Copy each line from the records below in which the word "kind" is found.

BEGIN

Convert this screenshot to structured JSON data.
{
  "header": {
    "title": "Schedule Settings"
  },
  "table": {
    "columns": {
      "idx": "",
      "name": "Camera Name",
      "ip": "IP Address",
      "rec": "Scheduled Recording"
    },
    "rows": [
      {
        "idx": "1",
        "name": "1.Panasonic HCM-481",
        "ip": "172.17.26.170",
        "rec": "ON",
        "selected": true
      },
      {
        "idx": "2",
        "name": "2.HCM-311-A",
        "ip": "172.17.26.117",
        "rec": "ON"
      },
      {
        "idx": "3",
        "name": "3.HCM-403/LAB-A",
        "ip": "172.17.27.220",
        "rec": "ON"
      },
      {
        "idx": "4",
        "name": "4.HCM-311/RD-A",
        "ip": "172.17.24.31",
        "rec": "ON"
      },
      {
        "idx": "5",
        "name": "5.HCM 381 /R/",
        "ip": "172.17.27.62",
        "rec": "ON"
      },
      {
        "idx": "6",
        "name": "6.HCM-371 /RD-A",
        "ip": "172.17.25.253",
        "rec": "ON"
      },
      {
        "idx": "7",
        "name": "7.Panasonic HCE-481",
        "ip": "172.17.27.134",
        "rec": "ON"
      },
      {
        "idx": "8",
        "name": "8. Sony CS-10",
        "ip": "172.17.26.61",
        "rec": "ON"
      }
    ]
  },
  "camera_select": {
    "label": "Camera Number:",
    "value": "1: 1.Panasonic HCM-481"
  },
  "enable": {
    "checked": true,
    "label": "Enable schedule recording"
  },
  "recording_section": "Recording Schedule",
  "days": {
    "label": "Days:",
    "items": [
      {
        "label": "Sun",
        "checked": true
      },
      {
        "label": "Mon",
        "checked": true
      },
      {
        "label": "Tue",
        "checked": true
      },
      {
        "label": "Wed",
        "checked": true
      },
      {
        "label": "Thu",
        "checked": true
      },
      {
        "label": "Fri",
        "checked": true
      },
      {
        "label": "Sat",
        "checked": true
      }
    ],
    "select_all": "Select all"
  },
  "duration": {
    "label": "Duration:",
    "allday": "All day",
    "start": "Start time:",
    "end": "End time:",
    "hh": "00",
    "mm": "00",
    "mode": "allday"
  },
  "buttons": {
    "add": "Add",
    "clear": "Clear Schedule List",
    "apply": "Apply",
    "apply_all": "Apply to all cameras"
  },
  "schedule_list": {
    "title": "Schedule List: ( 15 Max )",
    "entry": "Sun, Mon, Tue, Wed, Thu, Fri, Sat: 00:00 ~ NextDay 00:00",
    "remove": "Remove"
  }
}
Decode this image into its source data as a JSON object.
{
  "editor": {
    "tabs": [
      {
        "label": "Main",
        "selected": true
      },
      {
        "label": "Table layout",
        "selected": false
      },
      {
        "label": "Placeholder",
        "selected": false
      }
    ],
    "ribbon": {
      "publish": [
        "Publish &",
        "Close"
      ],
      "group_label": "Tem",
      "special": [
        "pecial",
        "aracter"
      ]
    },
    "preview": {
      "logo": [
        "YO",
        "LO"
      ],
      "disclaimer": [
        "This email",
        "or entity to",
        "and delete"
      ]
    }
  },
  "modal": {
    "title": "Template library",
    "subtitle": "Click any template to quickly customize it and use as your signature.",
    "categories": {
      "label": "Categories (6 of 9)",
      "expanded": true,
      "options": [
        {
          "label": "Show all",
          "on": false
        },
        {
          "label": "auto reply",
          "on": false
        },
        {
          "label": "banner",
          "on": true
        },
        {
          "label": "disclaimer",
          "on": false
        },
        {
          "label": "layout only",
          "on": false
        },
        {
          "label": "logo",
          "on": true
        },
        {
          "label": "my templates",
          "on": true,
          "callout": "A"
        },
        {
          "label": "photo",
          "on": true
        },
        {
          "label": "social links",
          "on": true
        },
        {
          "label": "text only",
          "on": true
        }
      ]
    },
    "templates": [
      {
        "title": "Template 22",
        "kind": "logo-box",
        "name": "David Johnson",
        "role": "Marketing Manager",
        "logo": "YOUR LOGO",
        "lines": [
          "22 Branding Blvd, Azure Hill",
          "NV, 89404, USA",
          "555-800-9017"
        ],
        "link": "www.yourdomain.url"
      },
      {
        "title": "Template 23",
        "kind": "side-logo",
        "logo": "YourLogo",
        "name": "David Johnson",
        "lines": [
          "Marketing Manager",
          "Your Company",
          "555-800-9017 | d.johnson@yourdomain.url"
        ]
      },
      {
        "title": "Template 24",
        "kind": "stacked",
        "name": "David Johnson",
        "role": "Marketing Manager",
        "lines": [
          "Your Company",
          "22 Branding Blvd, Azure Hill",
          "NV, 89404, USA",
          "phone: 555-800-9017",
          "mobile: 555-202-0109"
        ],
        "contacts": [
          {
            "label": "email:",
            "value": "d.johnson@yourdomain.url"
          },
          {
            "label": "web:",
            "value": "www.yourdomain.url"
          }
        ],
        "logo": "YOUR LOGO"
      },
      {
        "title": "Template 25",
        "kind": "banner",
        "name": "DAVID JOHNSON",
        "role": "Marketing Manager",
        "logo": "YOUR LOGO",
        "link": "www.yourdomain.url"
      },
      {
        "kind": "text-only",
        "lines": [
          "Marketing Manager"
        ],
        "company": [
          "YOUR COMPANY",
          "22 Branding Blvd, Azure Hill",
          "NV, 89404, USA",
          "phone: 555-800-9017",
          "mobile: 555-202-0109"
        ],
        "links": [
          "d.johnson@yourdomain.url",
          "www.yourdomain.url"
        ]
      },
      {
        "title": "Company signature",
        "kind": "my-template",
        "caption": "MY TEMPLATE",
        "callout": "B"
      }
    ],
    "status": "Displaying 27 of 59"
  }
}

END

▸ **RESULT OF THIS TASK**
        "kind": "logo-box",
        "kind": "side-logo",
        "kind": "stacked",
        "kind": "banner",
        "kind": "text-only",
        "kind": "my-template",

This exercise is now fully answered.